Data supplied →
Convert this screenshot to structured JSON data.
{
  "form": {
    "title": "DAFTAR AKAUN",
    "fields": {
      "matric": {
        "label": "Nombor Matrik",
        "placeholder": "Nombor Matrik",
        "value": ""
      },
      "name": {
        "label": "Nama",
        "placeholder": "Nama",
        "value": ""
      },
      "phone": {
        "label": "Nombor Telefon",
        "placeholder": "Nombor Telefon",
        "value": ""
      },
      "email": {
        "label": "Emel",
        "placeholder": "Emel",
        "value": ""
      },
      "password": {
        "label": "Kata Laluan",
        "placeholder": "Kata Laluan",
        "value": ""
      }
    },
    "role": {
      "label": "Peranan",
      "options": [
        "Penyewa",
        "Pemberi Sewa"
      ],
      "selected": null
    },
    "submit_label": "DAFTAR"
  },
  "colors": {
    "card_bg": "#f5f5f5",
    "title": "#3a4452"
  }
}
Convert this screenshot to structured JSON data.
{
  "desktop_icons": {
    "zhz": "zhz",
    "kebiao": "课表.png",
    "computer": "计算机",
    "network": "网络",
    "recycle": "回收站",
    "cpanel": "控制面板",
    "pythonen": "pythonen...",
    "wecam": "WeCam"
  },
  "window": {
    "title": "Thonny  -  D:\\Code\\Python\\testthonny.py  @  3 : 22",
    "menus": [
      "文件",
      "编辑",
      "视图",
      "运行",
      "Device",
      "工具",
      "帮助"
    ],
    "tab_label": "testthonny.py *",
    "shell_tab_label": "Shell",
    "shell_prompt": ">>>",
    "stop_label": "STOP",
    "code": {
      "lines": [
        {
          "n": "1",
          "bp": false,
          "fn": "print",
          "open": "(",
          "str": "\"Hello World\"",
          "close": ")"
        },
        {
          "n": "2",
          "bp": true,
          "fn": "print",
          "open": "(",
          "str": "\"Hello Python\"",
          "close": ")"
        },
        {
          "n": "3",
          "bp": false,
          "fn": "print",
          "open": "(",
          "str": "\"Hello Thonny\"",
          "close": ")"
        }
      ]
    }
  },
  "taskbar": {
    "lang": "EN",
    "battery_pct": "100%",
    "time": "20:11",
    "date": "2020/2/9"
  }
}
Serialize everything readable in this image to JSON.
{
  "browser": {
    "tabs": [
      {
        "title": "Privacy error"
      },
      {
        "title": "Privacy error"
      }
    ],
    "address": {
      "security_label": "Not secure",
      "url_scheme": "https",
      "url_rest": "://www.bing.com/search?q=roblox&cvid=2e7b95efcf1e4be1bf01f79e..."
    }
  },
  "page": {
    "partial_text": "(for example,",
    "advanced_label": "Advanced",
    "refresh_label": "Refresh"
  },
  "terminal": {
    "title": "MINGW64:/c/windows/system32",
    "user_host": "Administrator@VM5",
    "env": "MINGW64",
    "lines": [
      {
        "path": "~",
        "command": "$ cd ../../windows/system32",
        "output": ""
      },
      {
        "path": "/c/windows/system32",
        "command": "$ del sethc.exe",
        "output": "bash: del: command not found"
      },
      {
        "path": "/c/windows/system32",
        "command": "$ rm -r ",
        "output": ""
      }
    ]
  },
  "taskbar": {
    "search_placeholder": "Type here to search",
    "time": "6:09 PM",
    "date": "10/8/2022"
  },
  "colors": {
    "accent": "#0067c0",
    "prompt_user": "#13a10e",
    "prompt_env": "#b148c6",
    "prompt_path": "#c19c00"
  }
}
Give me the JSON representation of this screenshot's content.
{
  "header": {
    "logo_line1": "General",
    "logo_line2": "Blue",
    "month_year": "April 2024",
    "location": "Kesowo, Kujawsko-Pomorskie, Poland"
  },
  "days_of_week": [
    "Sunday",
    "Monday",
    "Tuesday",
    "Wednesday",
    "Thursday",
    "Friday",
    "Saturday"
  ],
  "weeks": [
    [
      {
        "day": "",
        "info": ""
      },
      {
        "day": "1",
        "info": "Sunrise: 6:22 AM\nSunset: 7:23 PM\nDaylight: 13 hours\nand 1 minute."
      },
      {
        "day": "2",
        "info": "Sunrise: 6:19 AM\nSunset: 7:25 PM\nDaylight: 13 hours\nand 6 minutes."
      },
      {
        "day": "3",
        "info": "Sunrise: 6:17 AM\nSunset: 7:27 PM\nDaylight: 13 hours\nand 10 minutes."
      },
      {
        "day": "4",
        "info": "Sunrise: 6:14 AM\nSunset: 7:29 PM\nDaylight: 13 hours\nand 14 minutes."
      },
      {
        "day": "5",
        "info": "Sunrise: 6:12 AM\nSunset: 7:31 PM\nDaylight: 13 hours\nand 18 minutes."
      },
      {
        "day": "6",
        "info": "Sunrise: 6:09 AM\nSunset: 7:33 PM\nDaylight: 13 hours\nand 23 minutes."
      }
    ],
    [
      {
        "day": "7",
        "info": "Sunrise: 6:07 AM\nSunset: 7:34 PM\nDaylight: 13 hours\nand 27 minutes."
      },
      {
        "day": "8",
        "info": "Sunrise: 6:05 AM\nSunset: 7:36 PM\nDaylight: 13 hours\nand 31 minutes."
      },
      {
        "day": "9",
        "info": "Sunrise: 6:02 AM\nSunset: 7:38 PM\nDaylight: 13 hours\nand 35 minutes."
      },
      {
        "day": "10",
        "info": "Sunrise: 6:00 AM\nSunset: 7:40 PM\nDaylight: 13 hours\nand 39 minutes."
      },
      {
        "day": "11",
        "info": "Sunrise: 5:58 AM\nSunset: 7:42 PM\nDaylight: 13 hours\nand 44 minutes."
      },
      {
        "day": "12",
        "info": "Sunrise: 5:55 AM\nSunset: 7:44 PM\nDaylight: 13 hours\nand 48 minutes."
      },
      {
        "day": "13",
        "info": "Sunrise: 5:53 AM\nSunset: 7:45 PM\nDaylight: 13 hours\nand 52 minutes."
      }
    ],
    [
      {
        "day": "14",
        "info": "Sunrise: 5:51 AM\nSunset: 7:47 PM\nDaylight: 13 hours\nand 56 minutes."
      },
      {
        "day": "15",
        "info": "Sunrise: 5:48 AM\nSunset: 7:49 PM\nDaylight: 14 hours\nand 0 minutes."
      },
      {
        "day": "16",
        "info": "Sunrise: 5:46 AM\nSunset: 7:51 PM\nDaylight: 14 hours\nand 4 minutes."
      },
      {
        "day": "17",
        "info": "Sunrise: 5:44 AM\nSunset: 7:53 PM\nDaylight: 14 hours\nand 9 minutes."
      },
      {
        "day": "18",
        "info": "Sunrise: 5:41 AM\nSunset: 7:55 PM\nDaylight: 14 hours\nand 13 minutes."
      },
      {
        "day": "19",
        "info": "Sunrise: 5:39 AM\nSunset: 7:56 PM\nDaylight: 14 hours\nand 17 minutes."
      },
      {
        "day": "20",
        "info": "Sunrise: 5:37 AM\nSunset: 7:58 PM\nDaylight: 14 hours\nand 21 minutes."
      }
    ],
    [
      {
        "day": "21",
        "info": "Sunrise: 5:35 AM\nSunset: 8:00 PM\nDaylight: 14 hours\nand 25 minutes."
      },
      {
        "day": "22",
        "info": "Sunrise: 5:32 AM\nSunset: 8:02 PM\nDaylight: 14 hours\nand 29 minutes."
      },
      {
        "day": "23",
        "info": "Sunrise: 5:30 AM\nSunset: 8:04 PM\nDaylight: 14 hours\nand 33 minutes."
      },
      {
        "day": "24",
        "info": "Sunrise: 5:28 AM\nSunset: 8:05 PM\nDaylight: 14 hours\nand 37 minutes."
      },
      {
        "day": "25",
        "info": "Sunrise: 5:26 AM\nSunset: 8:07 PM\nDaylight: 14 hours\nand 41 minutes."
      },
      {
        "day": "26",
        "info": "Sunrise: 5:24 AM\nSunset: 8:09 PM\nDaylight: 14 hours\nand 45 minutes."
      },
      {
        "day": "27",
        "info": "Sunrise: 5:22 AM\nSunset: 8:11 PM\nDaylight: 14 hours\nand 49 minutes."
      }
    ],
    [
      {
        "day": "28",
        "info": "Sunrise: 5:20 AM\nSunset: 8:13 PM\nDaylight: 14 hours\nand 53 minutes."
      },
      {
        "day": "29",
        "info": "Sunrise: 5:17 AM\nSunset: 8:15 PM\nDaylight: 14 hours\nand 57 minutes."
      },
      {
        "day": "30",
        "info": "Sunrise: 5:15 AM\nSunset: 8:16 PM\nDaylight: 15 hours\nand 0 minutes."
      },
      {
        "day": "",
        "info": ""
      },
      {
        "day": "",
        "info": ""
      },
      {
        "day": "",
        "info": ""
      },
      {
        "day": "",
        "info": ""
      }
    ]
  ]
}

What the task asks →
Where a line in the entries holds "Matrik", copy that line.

Exercise output →
        "label": "Nombor Matrik",
        "placeholder": "Nombor Matrik",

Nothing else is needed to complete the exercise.